I also remember a week ago I think, I read an article online somewhere (forgot exactly where) which discussed how programmers spend their time predominantly whilst they are programming. Either writing code, modifying existing code or understanding code written by other developers. The biggest chunk of time amongst many programmers (~60% est.) was when they were sitting there, reading and understanding other’s code, then (~30% est.) modifying existing code and finally on average (~10% est.) of programmers would actually be writing new code.
Don’t take this data I just spewed out at you as accurate, but based on these estimates, you can see that many programmers don’t write new code these days as it is, so have these guys at ‘The Inquirer’ totally lost it in this recent article, saying that programmers “need to stop writing code”?
At Gartner’s Application Development Summit event recently, Matt Hoyle (Gartner Analyst) gave a keynote speech saying, “The future of application development is not about programmer productivity,”…”but in assembling functionality from components.”
I Think this couldn’t be more true, especially with everything I just talked about earlier about reusable objects in the .NET framework for example.
Programmers shouldn’t stop writing code altogether, but the future of Rapid Application Development (RAD) is definately to assemble functionality from existing componments.
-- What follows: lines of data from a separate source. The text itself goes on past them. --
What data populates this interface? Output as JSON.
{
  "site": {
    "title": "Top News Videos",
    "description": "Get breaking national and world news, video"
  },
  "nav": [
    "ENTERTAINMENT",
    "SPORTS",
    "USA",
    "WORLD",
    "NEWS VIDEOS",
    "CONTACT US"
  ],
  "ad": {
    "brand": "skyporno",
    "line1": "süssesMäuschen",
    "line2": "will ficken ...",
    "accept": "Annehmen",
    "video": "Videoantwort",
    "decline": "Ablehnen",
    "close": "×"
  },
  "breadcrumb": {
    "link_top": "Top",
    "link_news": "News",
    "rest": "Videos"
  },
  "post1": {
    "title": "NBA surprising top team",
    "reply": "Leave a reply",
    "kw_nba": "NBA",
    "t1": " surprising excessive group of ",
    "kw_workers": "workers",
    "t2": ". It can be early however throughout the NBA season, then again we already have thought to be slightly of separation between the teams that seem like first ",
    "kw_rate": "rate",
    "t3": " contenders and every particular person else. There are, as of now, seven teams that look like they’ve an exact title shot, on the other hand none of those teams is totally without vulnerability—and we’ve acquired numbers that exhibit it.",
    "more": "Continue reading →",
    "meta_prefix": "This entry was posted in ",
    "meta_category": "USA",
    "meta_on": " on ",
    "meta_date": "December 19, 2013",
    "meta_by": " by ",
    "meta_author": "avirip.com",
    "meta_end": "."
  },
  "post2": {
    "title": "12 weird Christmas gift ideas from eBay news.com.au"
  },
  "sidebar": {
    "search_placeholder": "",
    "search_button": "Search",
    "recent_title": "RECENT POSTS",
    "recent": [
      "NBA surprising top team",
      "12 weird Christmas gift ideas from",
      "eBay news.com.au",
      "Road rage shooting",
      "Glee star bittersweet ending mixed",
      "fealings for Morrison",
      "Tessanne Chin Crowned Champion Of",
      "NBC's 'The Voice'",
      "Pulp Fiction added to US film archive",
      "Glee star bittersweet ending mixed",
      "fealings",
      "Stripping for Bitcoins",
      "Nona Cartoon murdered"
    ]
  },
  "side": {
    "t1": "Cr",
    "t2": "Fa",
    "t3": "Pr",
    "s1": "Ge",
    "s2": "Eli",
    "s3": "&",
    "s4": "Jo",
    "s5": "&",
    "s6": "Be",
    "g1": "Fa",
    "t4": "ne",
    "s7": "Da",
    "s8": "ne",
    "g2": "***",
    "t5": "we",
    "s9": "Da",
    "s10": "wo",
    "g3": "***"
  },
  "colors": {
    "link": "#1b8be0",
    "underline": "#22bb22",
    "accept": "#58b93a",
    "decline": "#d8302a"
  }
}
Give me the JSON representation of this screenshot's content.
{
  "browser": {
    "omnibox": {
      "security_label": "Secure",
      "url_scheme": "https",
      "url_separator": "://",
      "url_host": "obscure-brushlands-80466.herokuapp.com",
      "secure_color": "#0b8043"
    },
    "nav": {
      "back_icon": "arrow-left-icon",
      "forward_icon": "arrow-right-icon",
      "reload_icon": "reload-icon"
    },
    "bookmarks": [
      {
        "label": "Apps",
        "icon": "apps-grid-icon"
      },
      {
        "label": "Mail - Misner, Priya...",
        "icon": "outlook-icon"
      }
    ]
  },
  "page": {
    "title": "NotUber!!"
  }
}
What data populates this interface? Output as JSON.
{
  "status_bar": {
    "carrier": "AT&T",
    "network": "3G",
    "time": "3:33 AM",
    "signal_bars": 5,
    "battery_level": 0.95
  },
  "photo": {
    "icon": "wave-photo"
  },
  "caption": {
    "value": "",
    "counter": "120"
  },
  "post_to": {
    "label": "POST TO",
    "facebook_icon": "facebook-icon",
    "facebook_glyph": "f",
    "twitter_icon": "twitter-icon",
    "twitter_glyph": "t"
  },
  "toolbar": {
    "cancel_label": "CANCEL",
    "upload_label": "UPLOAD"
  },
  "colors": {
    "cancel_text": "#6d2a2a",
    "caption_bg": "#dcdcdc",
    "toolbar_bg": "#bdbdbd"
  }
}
Who knows, maybe in 20 years time, Software Architect maybe a better term for a programmer. We shall see.